Reprieve's report also cites fifteen other ships it believes should be investigated, given their presence in the Indian Ocean around the island of Diego Garcia. Located about 1,000 miles south of India, Diego Garcia is the largest of a sixty-five-island archipelago known as the Chagos Islands. A tiny island, thirty-seven miles long, with only twelve square miles of land, Diego Garcia is a British territory leased to the US since 1971 for use as a military base (after the 2,000 inhabitants were removed). It has been a key staging area for both the first and second Iraq wars and is thought to have been home to a secret CIA prison from 2002 until at least 2006. In fact, Reprieve believes that most of the "high-value" prisoners were "rendered" through or were held in Diego Garcia, on British soil. Despite the fact that a senior US official admitted the existence of the CIA's prison on Diego Garcia to Time magazine in August 2008, officially, the US and Britain deny such claims. The revelation of the existence of a CIA prison on Diego Garcia not only illustrates the truly global nature of the US system of indefinite detention, it highlights its deliberate secrecy.

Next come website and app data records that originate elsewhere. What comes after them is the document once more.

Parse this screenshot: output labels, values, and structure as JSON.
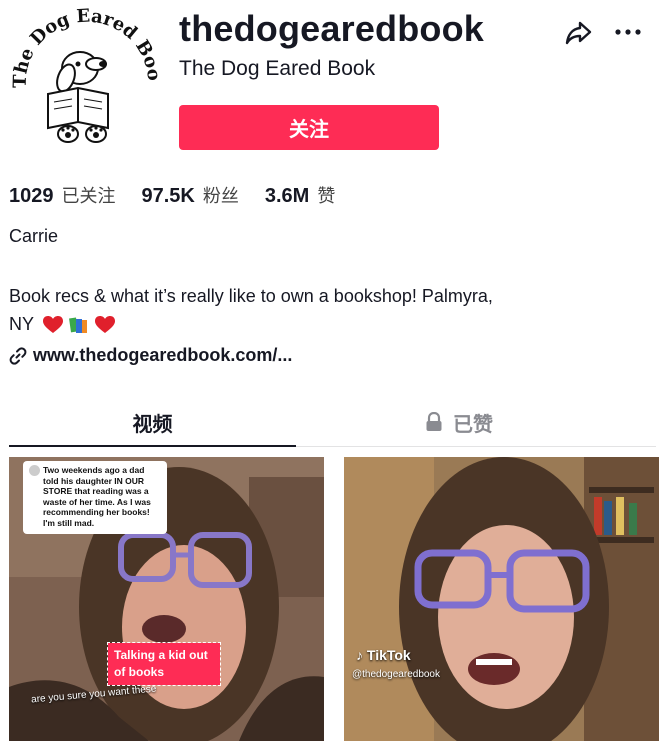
{
  "profile": {
    "username": "thedogearedbook",
    "nickname": "The Dog Eared Book",
    "follow_label": "关注",
    "logo_text": "The Dog Eared Book"
  },
  "stats": {
    "following_count": "1029",
    "following_label": "已关注",
    "followers_count": "97.5K",
    "followers_label": "粉丝",
    "likes_count": "3.6M",
    "likes_label": "赞"
  },
  "bio": {
    "name": "Carrie",
    "line1": "Book recs & what it’s really like to own a bookshop! Palmyra,",
    "line2": "NY",
    "link": "www.thedogearedbook.com/..."
  },
  "tabs": {
    "videos": "视频",
    "liked": "已赞"
  },
  "videos": [
    {
      "comment": "Two weekends ago a dad told his daughter IN OUR STORE that reading was a waste of her time. As I was recommending her books! I'm still mad.",
      "sticker": "Talking a kid out of books",
      "caption": "are you sure you want these"
    },
    {
      "watermark": "TikTok",
      "handle": "@thedogearedbook"
    }
  ],
  "colors": {
    "accent": "#fe2c55",
    "text": "#161823",
    "muted": "#8a8b91"
  }
}
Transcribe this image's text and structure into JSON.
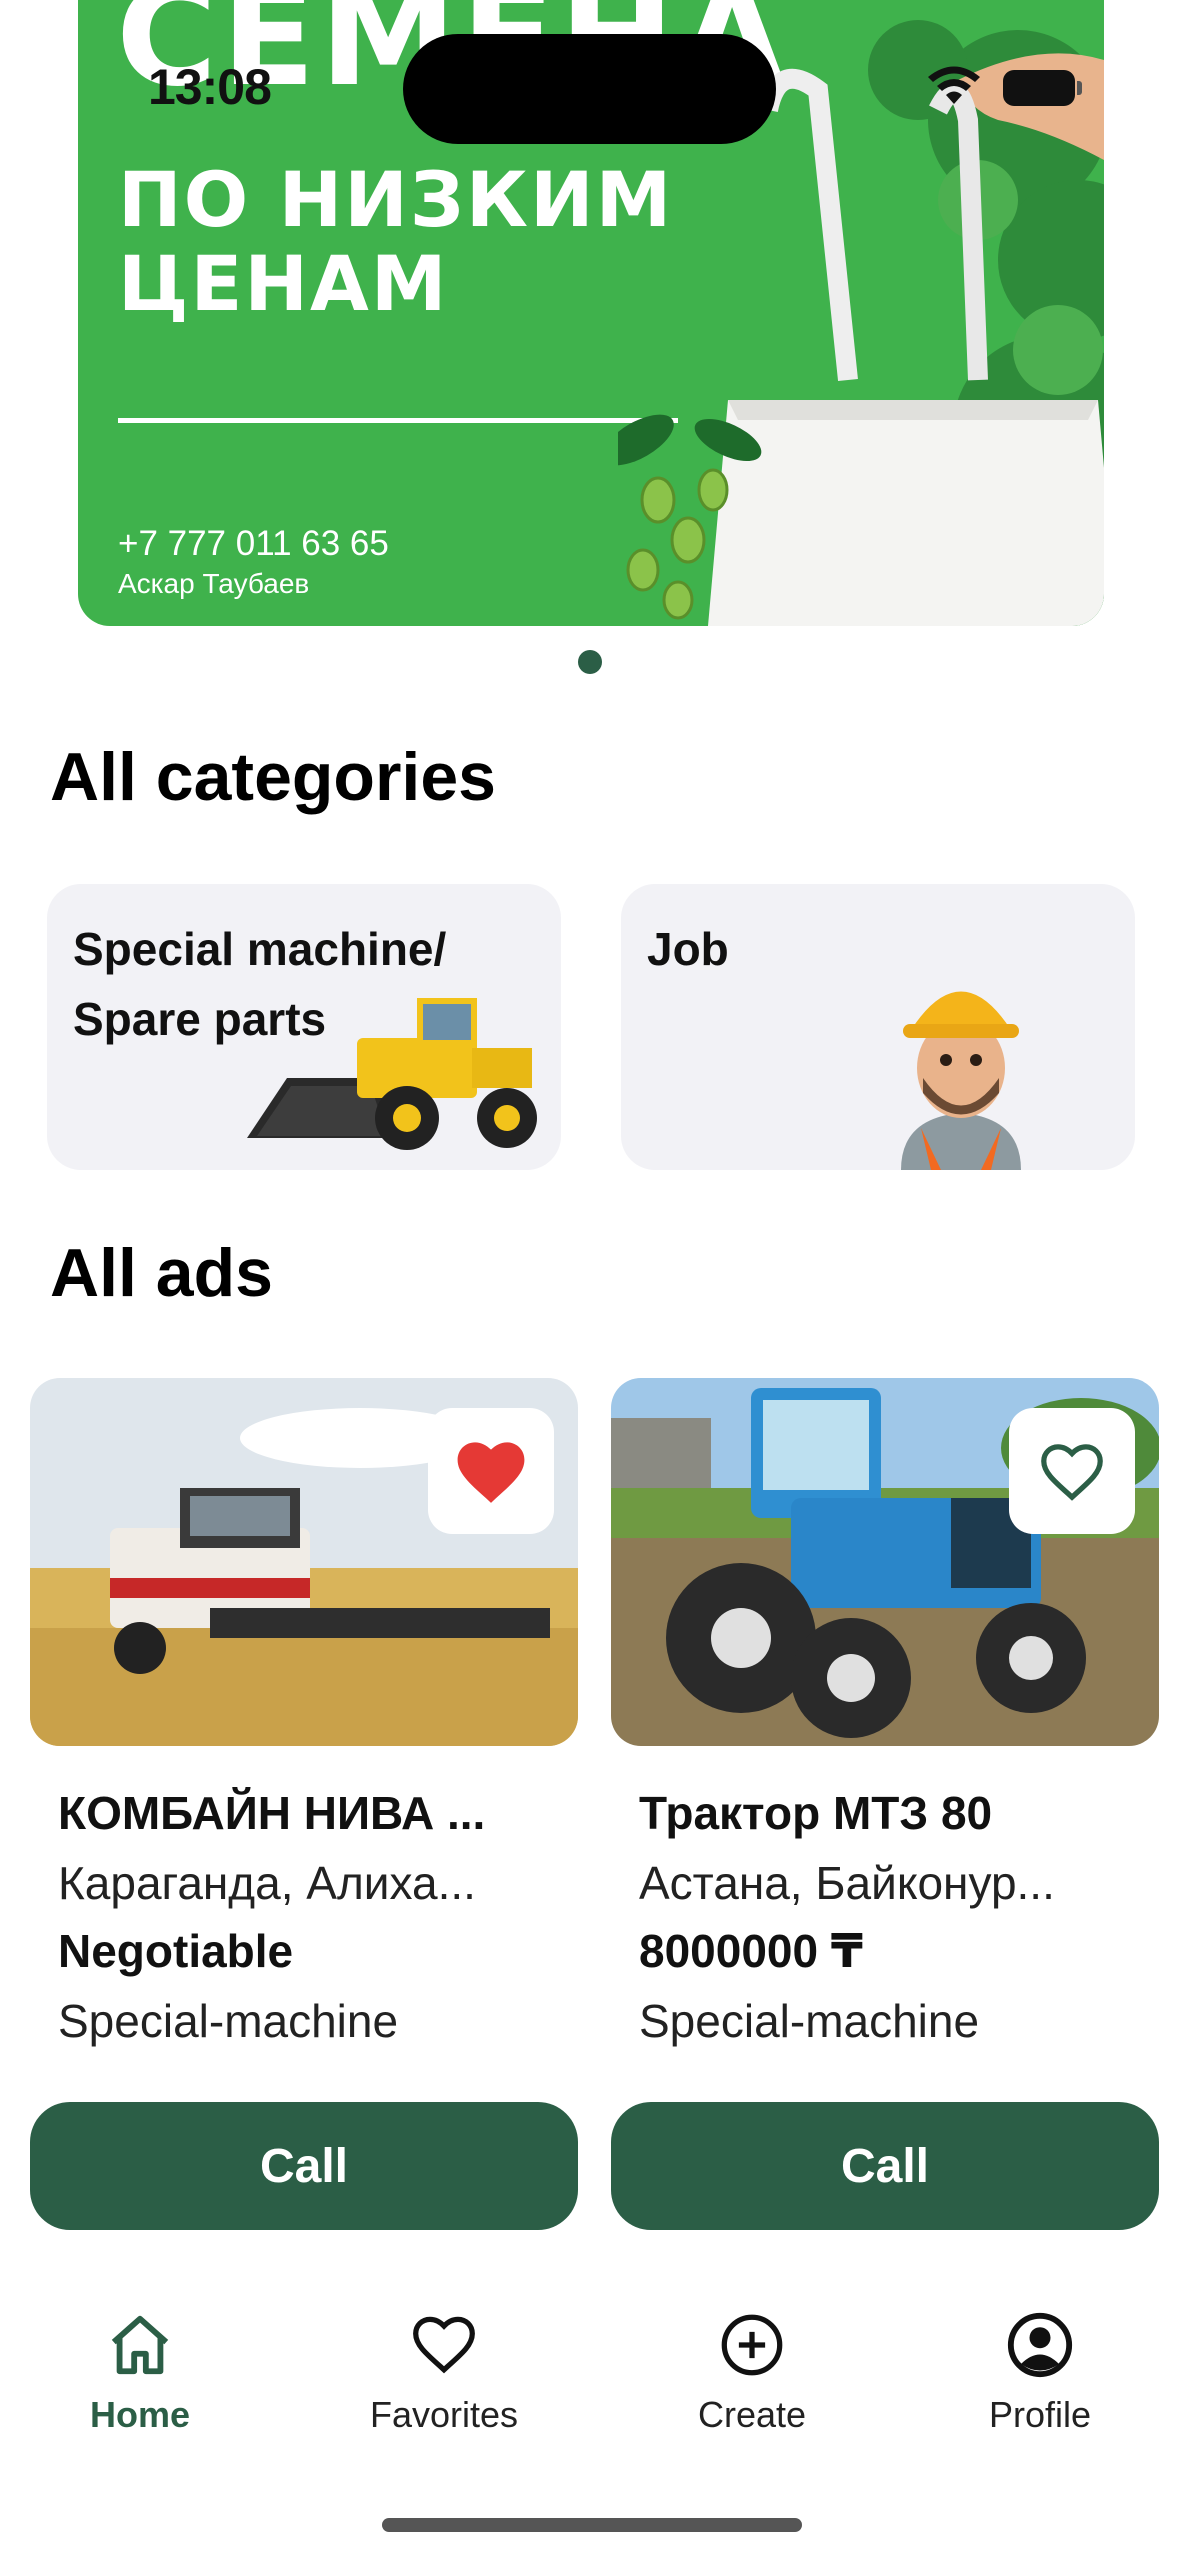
{
  "status": {
    "time": "13:08"
  },
  "banner": {
    "headline": "СЕМЕНА",
    "subtitle_line1": "ПО НИЗКИМ",
    "subtitle_line2": "ЦЕНАМ",
    "phone": "+7 777 011 63 65",
    "name": "Аскар Таубаев"
  },
  "carousel": {
    "current_index": 1,
    "count": 1
  },
  "categories": {
    "heading": "All categories",
    "items": [
      {
        "label_line1": "Special machine/",
        "label_line2": "Spare parts",
        "icon": "loader-machine-image"
      },
      {
        "label_line1": "Job",
        "label_line2": "",
        "icon": "worker-avatar-image"
      }
    ]
  },
  "ads": {
    "heading": "All ads",
    "items": [
      {
        "title": "КОМБАЙН НИВА ...",
        "location": "Караганда, Алиха...",
        "price": "Negotiable",
        "category": "Special-machine",
        "favorite": true,
        "call_label": "Call",
        "image": "combine-harvester-photo"
      },
      {
        "title": "Трактор МТЗ 80",
        "location": "Астана, Байконур...",
        "price": "8000000 ₸",
        "category": "Special-machine",
        "favorite": false,
        "call_label": "Call",
        "image": "blue-tractor-photo"
      }
    ]
  },
  "nav": {
    "items": [
      {
        "label": "Home",
        "icon": "home-icon",
        "active": true
      },
      {
        "label": "Favorites",
        "icon": "heart-icon",
        "active": false
      },
      {
        "label": "Create",
        "icon": "plus-circle-icon",
        "active": false
      },
      {
        "label": "Profile",
        "icon": "profile-icon",
        "active": false
      }
    ]
  },
  "colors": {
    "primary": "#2b5e46",
    "banner_green": "#3fb24c",
    "card_bg": "#f2f2f6",
    "heart_red": "#e53935"
  }
}
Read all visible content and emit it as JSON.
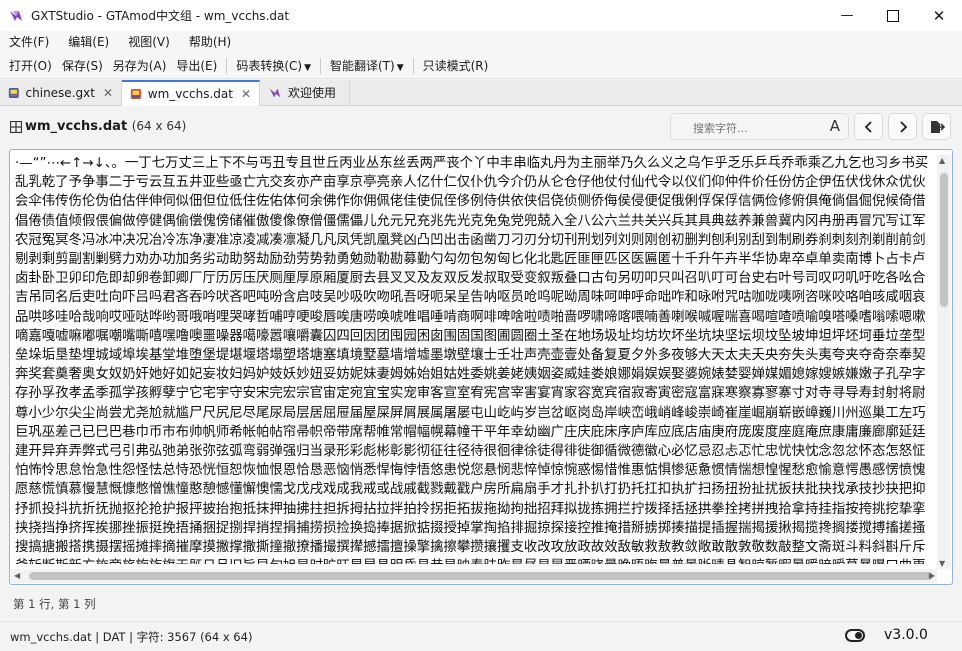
{
  "window": {
    "title": "GXTStudio - GTAmod中文组 - wm_vcchs.dat",
    "minimize_glyph": "—",
    "maximize_glyph": "☐",
    "close_glyph": "✕"
  },
  "menu": [
    "文件(F)",
    "编辑(E)",
    "视图(V)",
    "帮助(H)"
  ],
  "toolbar": {
    "open": "打开(O)",
    "save": "保存(S)",
    "save_as": "另存为(A)",
    "export": "导出(E)",
    "encoding": "码表转换(C)",
    "smart_translate": "智能翻译(T)",
    "readonly": "只读模式(R)"
  },
  "tabs": [
    {
      "label": "chinese.gxt",
      "close": "✕"
    },
    {
      "label": "wm_vcchs.dat",
      "close": "✕"
    },
    {
      "label": "欢迎使用"
    }
  ],
  "file_header": {
    "name": "wm_vcchs.dat",
    "dims": "(64 x 64)"
  },
  "search": {
    "placeholder": "搜索字符...",
    "case_label": "A"
  },
  "editor_text": "·—“”⋯←↑→↓、。一丁七万丈三上下不与丐丑专且世丘丙业丛东丝丢两严丧个丫中丰串临丸丹为主丽举乃久么义之乌乍乎乏乐乒乓乔乖乘乙九乞也习乡书买乱乳乾了予争事二于亏云互五井亚些亟亡亢交亥亦产亩享京亭亮亲人亿什仁仅仆仇今介仍从仑仓仔他仗付仙代令以仪们仰仲件价任份仿企伊伍伏伐休众优伙会伞伟传伤伦伪伯估伴伸伺似佃但位低住佐佑体何余佛作你佣佩佬佳使侃侄侈例侍供依侠侣侥侦侧侨侮侯侵便促俄俐俘保俘信俩俭修俯俱俺倘倡倔倪候倚借倡倦债值倾假偎偏做停健偶偷偿傀傍储催傲傻像僚僧僵儒儡儿允元兄充兆先光克免兔党兜兢入全八公六兰共关兴兵其具典兹养兼兽冀内冈冉册再冒冗写讧军农冠冤冥冬冯冰冲决况冶冷冻净凄准凉凌减凑凛凝几凡凤凭凯凰凳凶凸凹出击函凿刀刁刃分切刊刑划列刘则刚创初删判刨利别刮到制刷券刹刺刻剂剃削前剑剔剥剩剪副割剿劈力劝办功加务劣动助努劫励劲劳势勃勇勉勋勒勘募勤勺勾勿包匆匈匕化北匙匠匪匣匹区医匾匿十千升午卉半华协卑卒卓单卖南博卜占卡卢卤卦卧卫卯印危即却卵卷卸卿厂厅历厉压厌厕厘厚原厢厦厨去县叉叉及友双反发叔取受变叙叛叠口古句另叨叩只叫召叭叮可台史右叶号司叹叼叽吁吃各吆合吉吊同名后吏吐向吓吕吗君吝吞吟吠吝吧吨吩含启吱吴吵吸吹吻吼吾呀呃呆呈告呐呕员呛呜呢呦周味呵呻呼命咄咋和咏咐咒咕咖咙咦咧咨咪咬咯咱咳咸咽哀品哄哆哇哈哉响哎哑哒哗哟哥哦哨哩哭哮哲哺哼哽唆唇唉唐唠唤唬唯唱唾啃商啊啡啤啥啦啧啪啬啰啸啼喀喂喃善喇喉喊喔喘喜喝喧喳喷喻嗅嗒嗓嗜嗡嗦嗯嗽嘀嘉嘎嘘嘛嘟嘱嘲嘴嘶嘻嘿噜噢噩噪器噶嚎嚣嚷嚼囊囚四回因团囤园困囱围固国图圃圆圈土圣在地场圾址均坊坎坏坐坑块坚坛坝坟坠坡坤坦坪坯坷垂垃垄型垒垛垢垦垫埋城域埠埃基堂堆堕堡堤堪堰塔塌塑塔塘塞填境墅墓墙增墟墨墩壁壤士壬壮声壳壶壹处备复夏夕外多夜够大天太夫夭央夯失头夷夸夹夺奇奈奉契奔奖套奠奢奥女奴奶奸她好如妃妄妆妇妈妒妓妖妙妞妥妨妮妹妻姆姊始姐姑姓委姚姜姥姨姻姿威娃娄娘娜娟娱娱娶婆婉婊婪婴婵媒媚媳嫁嫂嫉嫌嫩子孔孕字存孙孚孜孝孟季孤学孩孵孽宁它宅宇守安宋完宏宗官宙定宛宜宝实宠审客宣室宥宪宫宰害宴宵家容宽宾宿寂寄寅密寇富寐寒察寡寥寨寸对寺寻导寿封射将尉尊小少尔尖尘尚尝尤尧尬就尴尸尺尻尼尽尾尿局层居屈屉届屋屎屏屑展属屠屡屯山屹屿岁岂岔岖岗岛岸峡峦峨峭峰峻崇崎崔崖崛崩崭嵌嶂巍川州巡巢工左巧巨巩巫差己已巳巴巷巾币市布帅帆师希帐帕帖帘帚帜帝带席帮帷常帽幅幌幕幢干平年幸幼幽广庄庆庇床序庐库应底店庙庚府庞废度座庭庵庶康庸廉廊廓延廷建开异弃弄弊式弓引弗弘弛弟张弥弦弧弯弱弹强归当录形彩彪彬彰影彻征往径待很徊律徐徒得徘徙御循微德徽心必忆忌忍忐忑忙忠忧快忱念忽忿怀态怎怒怔怕怖怜思怠怡急性怨怪怯总恃恐恍恒恕恢恤恨恩恰恳恶恼悄悉悍悔悖悟悠患悦您悬悯悲悴悼惊惋惑惕惜惟惠惦惧惨惩惫惯情惴想惶惺愁愈愉意愕愚感愣愤愧愿慈慌慎慕慢慧慨慷憋憎憔憧憨憩憾懂懈懊懦戈戊戌戏成我戒或战戚截戮戴戳户房所扁扇手才扎扑扒打扔托扛扣执扩扫扬扭扮扯扰扳扶批抉找承技抄抉把抑抒抓投抖抗折抚抛抠抡抢护报抨披抬抱抵抹押抽拂拄担拆拇拈拉拌拍拎拐拒拓拔拖拗拘拙招拜拟拢拣拥拦拧拨择括拯拱拳拴拷拼拽拾拿持挂指按挎挑挖挚挛挟挠挡挣挤挥挨挪挫振挺挽捂捅捆捉捌捍捎捏捐捕捞损捡换捣捧据掀掂掇授掉掌掏掐排掘掠探接控推掩措掰掳掷揍描提插握揣揭援揪揭揽搀搁搂搅搏搐搓搔搜搞搪搬搭携摄摆摇摊摔摘摧摩摸撇撑撒撕撞撤撩播撮撰撵撼擂擅操擎擒擦攀攒攘攫支收改攻放政故效敌敏救敖教敛敞敢散敦敬数敲整文斋斑斗料斜斟斤斥斧斩断斯新方施旁旅旋族旗无既日旦旧旨早旬旭旱时旷旺昂昆昌明昏易昔星映春昧昨是昼显晃晋晒晓晕晚晤晦晨普景晰晴晶智晾暂暇暑暖暗暧暮暴曝曰曲更曹曼曾替最月有朋服朗望朝期朦木未末本术朱朴朵机杀杂权杆杉李杏材村杖杜束杠条来杨杯杰杳松板极构枉析枕林枚果枝枢枪枫枯架柄柏某柑染柔柜查柬柱柳柴柿栅标栈栋栏树栓栖栗校株样核根格栽桂桃框案桌桑桔档桥桦桨桩桶梁梅梗梦梧梨梭梯械梳检棉棋棍棒棕棘棚棠森棱棵椅植椎椒椭椰楚楞楼概榄榆榔榜榨榴槌槛槽樱樵橄橘橙橡橱檀檐檬欠次欢欣欧欲欺款歇歉歌止正此步武歧歪死殃殊残殒殖殴段殷殿毁毅母每毒比毕毙毛毡毫毯氏民氓气氛氢氧氨氮水永汁求汇汉汗汛汝江池污汤汪汰汹汽沃沈沉沐沙沟没沥沦沫沮河沸油治沼沾沿泄泉泊法泛泡波泣泥注泪泰泳泵泼泽洁洋洒洗洛洞津洪洲活派流浅浆测济浏浑浓浙浦浩浪浮浴海浸涂消涉涌涎涕涛涝涡涣涤润涨涩涯液涵淀淆淋淌淑淘淡淤淫深淳混淹添清渊渍渐渔渗渠渡渣温港渲渴游湃湖湘湾湿溃溅源溜溢溪溶溺滑滓滔滚滞满滤滥滨滩滴漂漆漏漓演漠漩漫漱潇潘潜潭潮澄澈澡激濒瀑灌火灭灯灰灵灶灼灾灿炉炊炎炒炕炫炬炭炮炸点炼炽烁烂烈烘烙烛烟烤烦烧烫热烹焉焊焕焚焦焰然煌煎煞煤照煮熄熊熏熔熙熟熬燃燎燕燥爆爪爬爱爵父爷爸爹爽片版牌牙牛牡牢牧物牲牵特牺犀犁犬犯状犹狂狐狗狙狞狠狡独狭狮狰狱狸狼猎猖猛猜猩猪猫献猴猾猿獗玄率玉王玛玩玫环现玲玷玻珊珍珠班球理琐琢琪琳琴瑕瑞瑟瑰璃瓜瓦瓶瓷甘甚甜生用甩甫田由甲申电男画畅界畏留略番畴疆疏疑疗疙疚疤疫疮疯疲疼疾病症痒痕痛痞痪痰痴瘀瘟瘦瘩瘪瘫瘾癌癖登白百的皆皇皮皱盆盈益盏盐监盒盔盖盗盘盛盟目盯盲直相盹盼盾省眉看真眠眨眩眶眼着睁睐睛睡督睦睬睹瞄瞅瞌瞎瞒瞧瞪瞬瞭瞻矛矢知矩矫短矮石矿码砍研砖砰破砸础硅硕硝硫硬确碌碍碎碑碗碟碧碰碳碴磅磁磕磨磷礁示礼社祈祖祝神祟祥票祸禁福离禽秀私秃秉秋种科秒秘租秤秩积称移稀程稍税稚稠稳稻稼稽稿穆究穷空穿突窃窄窍窑窒窗窜窝窟窥立竖站竞竟章童端竭竹笑笔笛符笨第笼等筋筏筐筑筒答策筹签简箍算管箭箱篇篓篮篷簇簧簸籍米类粉粒粗粘粟粤粥粪粮粹精糊糖糕糙糟糠系紊素索紧紫累絮繁纠红纤约级纪纫纬纯纱纲纳纵纷纸纹纺纽线练组细织终绅绊绍经绑绒结绕绘给络绝绞统绢绣继绩绪续绰绳维绵绷综绽绿缀缄缆缓编缘缚缝缠缤缩缴缸缺罐网罕罗罚罢罩罪置署羊美羞羡群羹羽翁翅翘翠翻翼耀老考者而耍耐耕耗耳耶耸耻耽聊聋职联聘聚聪肃肆肇肉肋肌肖肘肚肝肠股肢肤肥肩肪肯育肺肿胀胁胃胆背胎胖胜胞胡胧胳胶胸能脂脆脉脊脏脑脖脚脱脸腐腔腕腥腰腹腺腻腾腿膀膊膏膛膜膝膨臀臂臭至致舀舅舌舍舒舔舞舟航般舰舱船艇艘良艰色艳艺节芋芒芙芜芝芦芬花芳芹苍苏苔苗苛苟若苦英苹茂范茄茅茉茎茧茫茵茶茸荆草荐荒荡荣荤荧药荷莉莓莫莱莲获莹莺菇菊菌菜菠菱萄萌萎萝营萧萨落著葛葡董葬葱蒂蒋蒙蒜蒲蒸蓄蓝蓬蔑蔓蔗蔚蔬蔼蕉蕴蕾薄薪薯藉藏藤藻蘑虎虏虐虑虚虫虱虹虽虾蚀蚁蚂蚊蛇蛋蛙蛛蛮蛾蜀蜂蜓蜕蜗蜘蜜蜡蝇蝎蝙蝠蝴蝶融螃螺蟹蠢血衅行衍衔街衡衣补表衫衬衰衷袁袋袍袖袜被袭裁裂装裔裕裙裤裳裸裹褐褪襟西要覆见观规视览觉角解触言誉誓警计订认讥讨让训议讯记讲讳讶许论讼设访诀证评诅识诈诉诊词译试诗诚话诞诡询该详诧诫诬语误诱说诵请诸诺读课谁调谅谈谊谋谎谐谓谚谜谢谣谦谨谬谱谴谷豁豆豌豚象豪豹貌贝贞负贡财责贤败账货质贩贪贫购贯贱贴贵贷贸费贺贼贾贿资赋赌赏赐赔赖赚赛赞赠赢赤赦走赴赵赶起趁超越趋趟趣足趴跃跋跌跑距跟跨跪路跳践跺踢踩踪踱踹蹈蹋蹦蹬蹭蹲躁躇躲身躬躺车轨轩转轮软轰轴轻载轿较辅辆辈辉辐辑输辖辛辜辞辟辣辨辩辫辰辱边辽达迁迂迄迅过迈迎运近返还这进远违连迟迪迫述迷迹追退送适逃逆选逊透逐递途逗通逛逝速造逢逮逸逻逼遇遍道遗遣遥遭遮遵避邀邋邑那邦邪邮邻郁郊郎郑部郭都鄙配酒酗酝酣酪酬酱酷酸酿醉醒采释里重野量金鉴针钉钓钙钝钞钟钢钥钦钩钮钱钳钻铁铃铅铜铝铭铲银铸铺链销锁锅锈锋锐错锡锣锤锦锯键锻镀镇镐镜镶长门闪闭问闯闲间闷闸闹闻阁阀阅队阱防阳阴阵阶阻阿陀附际陆陈降限陋陌院除险陪陶陷隆隐隔障隧隶难雀雁雄雅集雇雕雨雪零雷雾需霄震霉霍霓霜霞露霸青静非靠面革靴靶鞋鞍鞭韦韧音韵页顶项顺须顽顾顿预领颈频颓颖颗题颜额颠颤风飘飙飞食餐饥饭饮饰饱饲饶饼饿馆馈馋馒首香马驭驯驰驱驳驶驻驾骂骄骆验骏骑骗骚骤骨髓高鬼魁魂魄魅魔鱼鲁鲜鸟鸡鸣鸦鸭鸽鸿鹅鹊鹰麻黄黎黑默鼓鼠鼻齐齿龙龟",
  "cursor_pos": "第 1 行, 第 1 列",
  "status": {
    "text": "wm_vcchs.dat | DAT | 字符: 3567 (64 x 64)",
    "version": "v3.0.0"
  },
  "colors": {
    "accent": "#3b78d8",
    "app_icon": "#8a3fd0"
  }
}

The US military estimates that, since 2001, in the course of the War on Terror, it alone has detained over 80,000 people. Those prisoners and those held by other US agencies have found themselves in different prisons all over the world, but all have been held without trial, charges or access to lawyers, hidden away from the outside world, and many prisoners faced torture and other cruel and inhuman treatment. Scores of people have fought to bring light into Guantánamo, to open it to the courts and the press, to humanitarian oversight and legal representation. But as the years wear on, we learn more and more that this makes Guantánamo an exception to this clandestine world-wide prison operation. Thousands upon thousands languish unheard of in these other prisons, and as we press President Obama to shut down Guantánamo, we cannot forget the rest of those the US has disappeared.
This story originally appeared in the January-February 2009 issue The Catholic Worker, newspaper of the New York City branch of the Catholic Worker movement, 36 East 1st St., New York, NY 10003
Witness Against Torture 100 Days Campaign
Afghanistan Human Rights Organization
"Bagram: Worse Than Guantanamo?" IPS, Jan. 12, 2009
"UN: Human Rights Abuses in Iraq Still Widespread," VOA, Dec. 2, 2008
"Pentagon To Expand Intel Ops at US Prison in Afghanistan," USA Today, Sept. 16, 2008, online at Common Dreams
"Source: US Used UK Isle for Interrogations," Time, July 31, 2008
"US accused of holding terror suspects on prison ships," The Guardian, June 2, 2008
"Yemeni describes CIA secret jails," BBC News, March 14, 2008
"Clive Stafford Smith: US Holding 27,000 in Secret Overseas Prisons," Democracy Now! May 19, 2008
WAR ON TRUTH AT GUANTANAMO
Detainees Launch Non-Violent Resistance Behind Pentagon's Iron Veil
by Tanya Theriault, Catholic Worker
World War 4 Report, December 2005
From our Daily Report:
Obama: no rights for Afghan detainees
World War 4 Report, Feb. 22, 2009
New evidence of DoD cooperation with CIA "ghost detention" program
World War 4 Report, Feb. 18, 2009
Secret CIA gulag: Bush admits it
World War 4 Report, Sept. 7, 2006
Iraq detainees: US troops threw us to lions (on Camp Bucca)
World War 4 Report, Nov. 16, 2005
Testimony claims secret CIA archipelago
World War 4 Report, Aug. 7, 2005
Pentagon maintains secret floating prisons?
World War 4 Report, July 2, 2005
War crimes charges for Rumsfeld, Bush? (on Camp Cropper)
World War 4 Report, May 29, 2005
From our archive:
Report: CIA using harsh interrogation technqiues (on Bagram torture case)
World War 4 Report, Dec. 30, 2002
Reprinted by World War 4 Report, March 1, 2009
Reprinting permissible with attribution